What you return must be every line below that includes the word "Settings".

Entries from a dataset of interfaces
'''

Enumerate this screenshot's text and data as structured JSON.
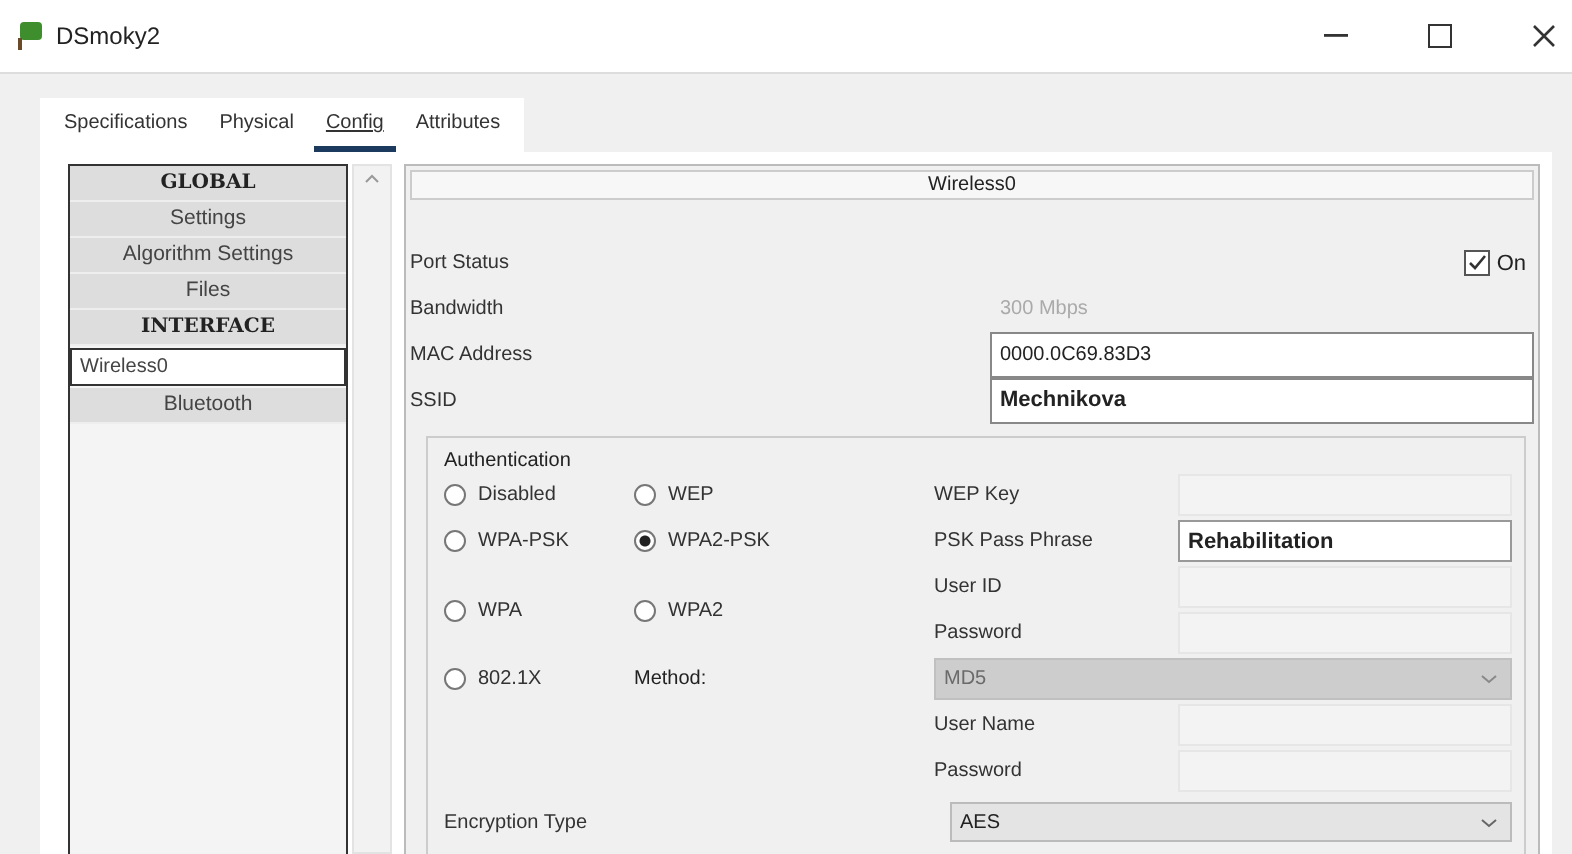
{
  "window": {
    "title": "DSmoky2"
  },
  "tabs": [
    {
      "label": "Specifications",
      "selected": false
    },
    {
      "label": "Physical",
      "selected": false
    },
    {
      "label": "Config",
      "selected": true
    },
    {
      "label": "Attributes",
      "selected": false
    }
  ],
  "sidebar": {
    "items": [
      {
        "label": "GLOBAL",
        "kind": "header",
        "selected": false
      },
      {
        "label": "Settings",
        "kind": "item",
        "selected": false
      },
      {
        "label": "Algorithm Settings",
        "kind": "item",
        "selected": false
      },
      {
        "label": "Files",
        "kind": "item",
        "selected": false
      },
      {
        "label": "INTERFACE",
        "kind": "header",
        "selected": false
      },
      {
        "label": "Wireless0",
        "kind": "item",
        "selected": true
      },
      {
        "label": "Bluetooth",
        "kind": "item",
        "selected": false
      }
    ]
  },
  "panel": {
    "title": "Wireless0",
    "port_status": {
      "label": "Port Status",
      "option": "On",
      "checked": true
    },
    "fields": [
      {
        "label": "Bandwidth",
        "value": "300 Mbps",
        "disabled": true,
        "bold": false
      },
      {
        "label": "MAC Address",
        "value": "0000.0C69.83D3",
        "disabled": false,
        "bold": false
      },
      {
        "label": "SSID",
        "value": "Mechnikova",
        "disabled": false,
        "bold": true
      }
    ],
    "authentication": {
      "title": "Authentication",
      "options": [
        {
          "label": "Disabled",
          "selected": false
        },
        {
          "label": "WEP",
          "selected": false
        },
        {
          "label": "WPA-PSK",
          "selected": false
        },
        {
          "label": "WPA2-PSK",
          "selected": true
        },
        {
          "label": "WPA",
          "selected": false
        },
        {
          "label": "WPA2",
          "selected": false
        },
        {
          "label": "802.1X",
          "selected": false
        }
      ],
      "method_label": "Method:",
      "fields": [
        {
          "label": "WEP Key",
          "kind": "input",
          "disabled": true
        },
        {
          "label": "PSK Pass Phrase",
          "kind": "input",
          "value": "Rehabilitation",
          "disabled": false
        },
        {
          "label": "User ID",
          "kind": "input",
          "disabled": true
        },
        {
          "label": "Password",
          "kind": "input",
          "disabled": true
        },
        {
          "kind": "select",
          "value": "MD5",
          "disabled": true
        },
        {
          "label": "User Name",
          "kind": "input",
          "disabled": true
        },
        {
          "label": "Password",
          "kind": "input",
          "disabled": true
        }
      ],
      "encryption": {
        "label": "Encryption Type",
        "value": "AES"
      }
    }
  }
}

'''

- _Exercise output_
        "label": "Settings",
        "label": "Algorithm Settings",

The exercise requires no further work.